The feeding sector of the cattle industry has seen a lot of adjustments in response to the coronavirus outbreak.

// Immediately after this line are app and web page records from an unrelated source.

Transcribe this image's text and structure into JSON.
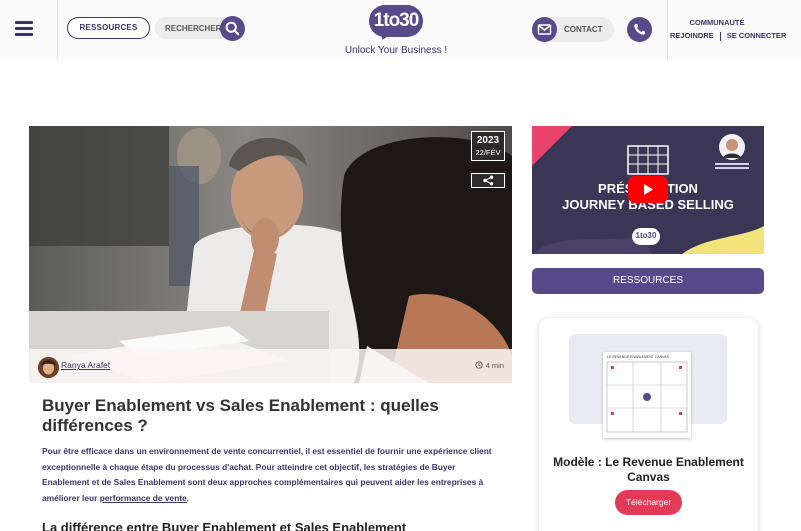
{
  "header": {
    "ressources_label": "RESSOURCES",
    "search_placeholder": "RECHERCHER",
    "logo_text": "1to30",
    "tagline": "Unlock Your Business !",
    "contact_label": "CONTACT",
    "community_title": "COMMUNAUTÉ",
    "join_label": "REJOINDRE",
    "login_label": "SE CONNECTER"
  },
  "article": {
    "date_year": "2023",
    "date_day": "22/FÉV",
    "author": "Ranya Arafet",
    "read_time": "4 min",
    "title": "Buyer Enablement vs Sales Enablement : quelles différences ?",
    "intro": "Pour être efficace dans un environnement de vente concurrentiel, il est essentiel de fournir une expérience client exceptionnelle à chaque étape du processus d'achat. Pour atteindre cet objectif, les stratégies de Buyer Enablement et de Sales Enablement sont deux approches complémentaires qui peuvent aider les entreprises à améliorer leur",
    "intro_link": "performance de vente",
    "intro_end": ".",
    "section_heading": "La différence entre Buyer Enablement et Sales Enablement"
  },
  "sidebar": {
    "video_line1": "PRÉSENTATION",
    "video_line2": "JOURNEY BASED SELLING",
    "video_logo": "1to30",
    "ressources_button": "RESSOURCES",
    "canvas_thumb_title": "LE REVENUE ENABLEMENT CANVAS",
    "canvas_title": "Modèle : Le Revenue Enablement Canvas",
    "download_button": "Télécharger"
  },
  "colors": {
    "brand_purple": "#574a8a",
    "brand_dark": "#3d3467",
    "cta_red": "#e23a57",
    "youtube_red": "#ff0000"
  },
  "icons": [
    "menu-icon",
    "search-icon",
    "mail-icon",
    "phone-icon",
    "share-icon",
    "clock-icon",
    "play-icon"
  ]
}
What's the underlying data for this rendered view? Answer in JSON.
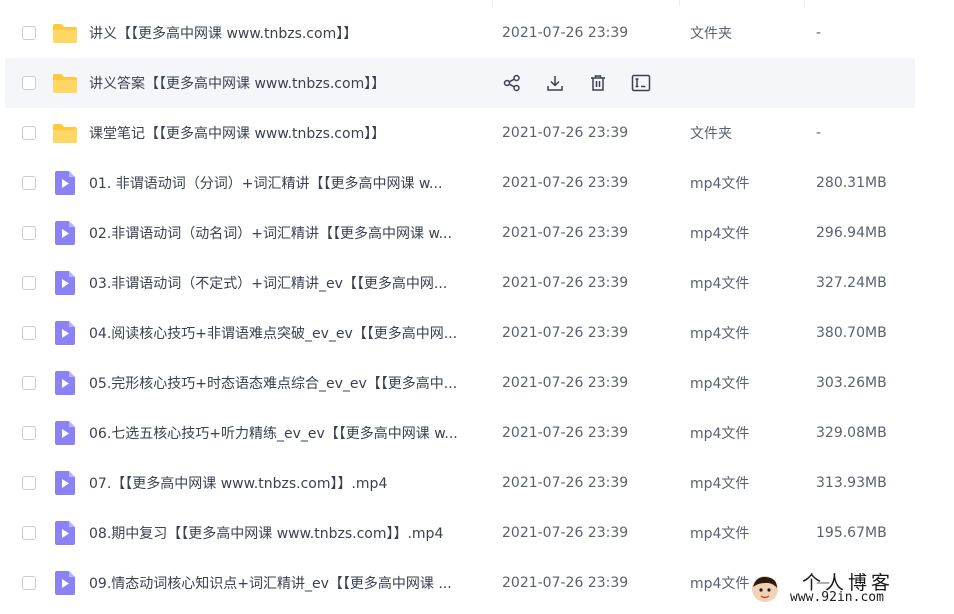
{
  "files": [
    {
      "kind": "folder",
      "name": "讲义【【更多高中网课 www.tnbzs.com】】",
      "date": "2021-07-26 23:39",
      "type": "文件夹",
      "size": "-"
    },
    {
      "kind": "folder",
      "name": "讲义答案【【更多高中网课 www.tnbzs.com】】",
      "date": "",
      "type": "",
      "size": "",
      "hover": true
    },
    {
      "kind": "folder",
      "name": "课堂笔记【【更多高中网课 www.tnbzs.com】】",
      "date": "2021-07-26 23:39",
      "type": "文件夹",
      "size": "-"
    },
    {
      "kind": "video",
      "name": "01. 非谓语动词（分词）+词汇精讲【【更多高中网课 w...",
      "date": "2021-07-26 23:39",
      "type": "mp4文件",
      "size": "280.31MB"
    },
    {
      "kind": "video",
      "name": "02.非谓语动词（动名词）+词汇精讲【【更多高中网课 w...",
      "date": "2021-07-26 23:39",
      "type": "mp4文件",
      "size": "296.94MB"
    },
    {
      "kind": "video",
      "name": "03.非谓语动词（不定式）+词汇精讲_ev【【更多高中网...",
      "date": "2021-07-26 23:39",
      "type": "mp4文件",
      "size": "327.24MB"
    },
    {
      "kind": "video",
      "name": "04.阅读核心技巧+非谓语难点突破_ev_ev【【更多高中网...",
      "date": "2021-07-26 23:39",
      "type": "mp4文件",
      "size": "380.70MB"
    },
    {
      "kind": "video",
      "name": "05.完形核心技巧+时态语态难点综合_ev_ev【【更多高中...",
      "date": "2021-07-26 23:39",
      "type": "mp4文件",
      "size": "303.26MB"
    },
    {
      "kind": "video",
      "name": "06.七选五核心技巧+听力精练_ev_ev【【更多高中网课 w...",
      "date": "2021-07-26 23:39",
      "type": "mp4文件",
      "size": "329.08MB"
    },
    {
      "kind": "video",
      "name": "07.【【更多高中网课 www.tnbzs.com】】.mp4",
      "date": "2021-07-26 23:39",
      "type": "mp4文件",
      "size": "313.93MB"
    },
    {
      "kind": "video",
      "name": "08.期中复习【【更多高中网课 www.tnbzs.com】】.mp4",
      "date": "2021-07-26 23:39",
      "type": "mp4文件",
      "size": "195.67MB"
    },
    {
      "kind": "video",
      "name": "09.情态动词核心知识点+词汇精讲_ev【【更多高中网课 ...",
      "date": "2021-07-26 23:39",
      "type": "mp4文件",
      "size": "—"
    }
  ],
  "row_actions": [
    {
      "icon": "share-icon"
    },
    {
      "icon": "download-icon"
    },
    {
      "icon": "delete-icon"
    },
    {
      "icon": "rename-icon"
    }
  ],
  "watermark": {
    "title": "个人博客",
    "url": "www.92in.com"
  },
  "colors": {
    "folder": "#ffc83d",
    "video": "#8a82f5",
    "hover_bg": "#f5f6fa",
    "text": "#3a4150"
  }
}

David Anderson, professor and Extension ag economist with Texas A&M University, says those adjustments are ongoing.
“The cattle feeding part of the industry has been in the midst of dramatic adjustments over the last couple of months, just like the rest of the industry,” he said in his In the Cattle Markets column.
The most recent Cattle on Feed report shows the situation trending back more toward what is expected.
“USDA released its June Cattle on Feed report on Friday, June 19 and it showed some more adjustments, but this time back in the direction of normal,” Anderson says.
Placements appear to be stabilizing after months of big declines.
“After two months of 20% or more year-over-year declines in placements, May placements were down about 1.3% from the year before,” Anderson said. “May is typically a larger month for placements due to cattle coming off wheat pasture and other small winter grains.”
The cattle inventory situation heading into the virus outbreak also helped shape the response and how much flexibility the industry has.
“It’s worth remembering the USDA’s Cattle inventory report in January indicated 290,000 fewer cattle on small grain pastures this year, compared to last year,” Anderson says. “Fewer wheat pasture cattle likely contributed to the ability to adjust.”
Feeder cattle sales have also started to bounce back, he says.
Anderson says placement weight trends also show how the industry has been responding to the situation.
“Placement weights are also part of continued adjustments,” he says. “Slightly more placements, 5,000 head, were reported in the lightest, under 600 pound category. Placements were up 31%
in Colorado, and were higher in every weight category. The increase in Kansas placements were in the over 700 pound categories.”
The work of getting back to normal continues.
“While the report indicated some getting back to normal, there remains a backlog of cattle due to the packing logjam,” Anderson says. “The calculated number of cattle on feed longer than 120 days is 5.1 million compared to 4.2 million a year ago… So, there remains more adjustments to come to work through the impacts of coronavirus in the cattle markets.”